## EXERCISE OBJECTIVE
On how many lines of these entries does the word "screenshot" occur? State the number alone.

START DATA

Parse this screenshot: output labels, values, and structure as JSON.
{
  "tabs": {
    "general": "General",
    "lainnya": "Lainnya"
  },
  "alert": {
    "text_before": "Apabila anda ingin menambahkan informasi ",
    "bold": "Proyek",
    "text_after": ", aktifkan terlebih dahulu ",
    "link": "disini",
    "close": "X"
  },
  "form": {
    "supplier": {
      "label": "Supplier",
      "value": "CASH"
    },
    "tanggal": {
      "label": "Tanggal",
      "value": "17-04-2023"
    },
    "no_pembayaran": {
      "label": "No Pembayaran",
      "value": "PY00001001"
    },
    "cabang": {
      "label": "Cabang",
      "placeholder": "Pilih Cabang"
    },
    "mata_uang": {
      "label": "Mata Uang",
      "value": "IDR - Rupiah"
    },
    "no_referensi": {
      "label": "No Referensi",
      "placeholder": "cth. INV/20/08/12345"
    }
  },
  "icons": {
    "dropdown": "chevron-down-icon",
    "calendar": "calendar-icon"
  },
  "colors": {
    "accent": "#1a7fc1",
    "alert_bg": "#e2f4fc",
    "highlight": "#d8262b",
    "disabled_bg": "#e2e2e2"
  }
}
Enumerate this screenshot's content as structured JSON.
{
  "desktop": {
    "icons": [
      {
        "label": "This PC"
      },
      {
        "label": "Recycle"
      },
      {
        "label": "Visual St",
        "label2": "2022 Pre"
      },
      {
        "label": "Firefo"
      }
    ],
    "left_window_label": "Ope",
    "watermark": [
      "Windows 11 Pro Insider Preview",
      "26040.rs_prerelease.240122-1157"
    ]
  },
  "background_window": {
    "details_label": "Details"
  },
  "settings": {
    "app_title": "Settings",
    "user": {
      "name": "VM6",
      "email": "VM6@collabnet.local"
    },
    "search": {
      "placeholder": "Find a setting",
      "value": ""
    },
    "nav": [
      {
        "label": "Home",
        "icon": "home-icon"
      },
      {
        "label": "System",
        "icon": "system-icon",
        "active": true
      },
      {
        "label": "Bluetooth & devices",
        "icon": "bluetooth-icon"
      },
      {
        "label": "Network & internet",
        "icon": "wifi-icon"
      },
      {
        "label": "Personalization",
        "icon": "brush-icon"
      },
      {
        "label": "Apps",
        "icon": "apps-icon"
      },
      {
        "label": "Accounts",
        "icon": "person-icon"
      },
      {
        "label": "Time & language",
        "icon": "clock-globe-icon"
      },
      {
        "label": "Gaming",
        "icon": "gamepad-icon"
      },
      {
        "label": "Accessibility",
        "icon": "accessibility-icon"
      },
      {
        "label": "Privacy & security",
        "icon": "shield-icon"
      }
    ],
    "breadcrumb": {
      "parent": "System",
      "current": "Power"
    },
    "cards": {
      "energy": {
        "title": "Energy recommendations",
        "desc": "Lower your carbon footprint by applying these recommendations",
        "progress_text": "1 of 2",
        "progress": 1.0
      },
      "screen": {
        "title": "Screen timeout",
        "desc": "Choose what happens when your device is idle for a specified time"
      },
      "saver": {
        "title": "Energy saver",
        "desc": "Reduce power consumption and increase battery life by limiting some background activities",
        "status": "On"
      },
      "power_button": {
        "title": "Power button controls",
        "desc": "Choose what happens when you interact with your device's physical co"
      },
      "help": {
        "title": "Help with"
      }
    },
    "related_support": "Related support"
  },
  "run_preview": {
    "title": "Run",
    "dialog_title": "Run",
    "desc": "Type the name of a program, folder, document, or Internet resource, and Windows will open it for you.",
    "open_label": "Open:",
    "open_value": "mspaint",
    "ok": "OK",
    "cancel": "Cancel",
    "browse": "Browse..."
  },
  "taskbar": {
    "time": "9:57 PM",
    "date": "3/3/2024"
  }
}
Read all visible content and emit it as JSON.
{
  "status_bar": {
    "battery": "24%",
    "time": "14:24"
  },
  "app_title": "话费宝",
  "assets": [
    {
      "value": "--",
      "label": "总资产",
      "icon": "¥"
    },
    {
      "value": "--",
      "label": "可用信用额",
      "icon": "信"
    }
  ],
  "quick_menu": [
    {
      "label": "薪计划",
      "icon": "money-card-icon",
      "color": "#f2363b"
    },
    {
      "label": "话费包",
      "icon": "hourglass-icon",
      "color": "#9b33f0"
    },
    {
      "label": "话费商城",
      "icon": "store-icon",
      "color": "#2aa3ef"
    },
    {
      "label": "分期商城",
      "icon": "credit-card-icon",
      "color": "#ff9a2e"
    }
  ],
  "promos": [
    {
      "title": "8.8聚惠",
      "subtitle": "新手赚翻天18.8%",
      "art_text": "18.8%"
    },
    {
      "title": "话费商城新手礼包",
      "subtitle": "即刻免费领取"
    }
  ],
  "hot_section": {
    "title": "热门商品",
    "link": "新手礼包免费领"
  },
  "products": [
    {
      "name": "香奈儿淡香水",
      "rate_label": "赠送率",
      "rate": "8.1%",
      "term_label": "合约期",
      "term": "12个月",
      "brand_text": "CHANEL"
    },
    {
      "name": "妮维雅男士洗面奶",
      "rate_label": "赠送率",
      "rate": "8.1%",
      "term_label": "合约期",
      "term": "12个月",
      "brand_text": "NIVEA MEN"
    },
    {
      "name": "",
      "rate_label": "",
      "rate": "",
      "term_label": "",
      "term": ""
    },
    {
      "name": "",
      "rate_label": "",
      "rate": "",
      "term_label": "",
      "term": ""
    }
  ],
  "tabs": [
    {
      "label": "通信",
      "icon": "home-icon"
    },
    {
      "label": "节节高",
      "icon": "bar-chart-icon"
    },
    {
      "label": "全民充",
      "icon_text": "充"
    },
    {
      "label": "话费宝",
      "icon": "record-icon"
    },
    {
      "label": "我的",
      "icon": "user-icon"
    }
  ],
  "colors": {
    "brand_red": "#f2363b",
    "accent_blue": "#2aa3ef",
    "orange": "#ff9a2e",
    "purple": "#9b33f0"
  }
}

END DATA

## EXERCISE SOLUTION
2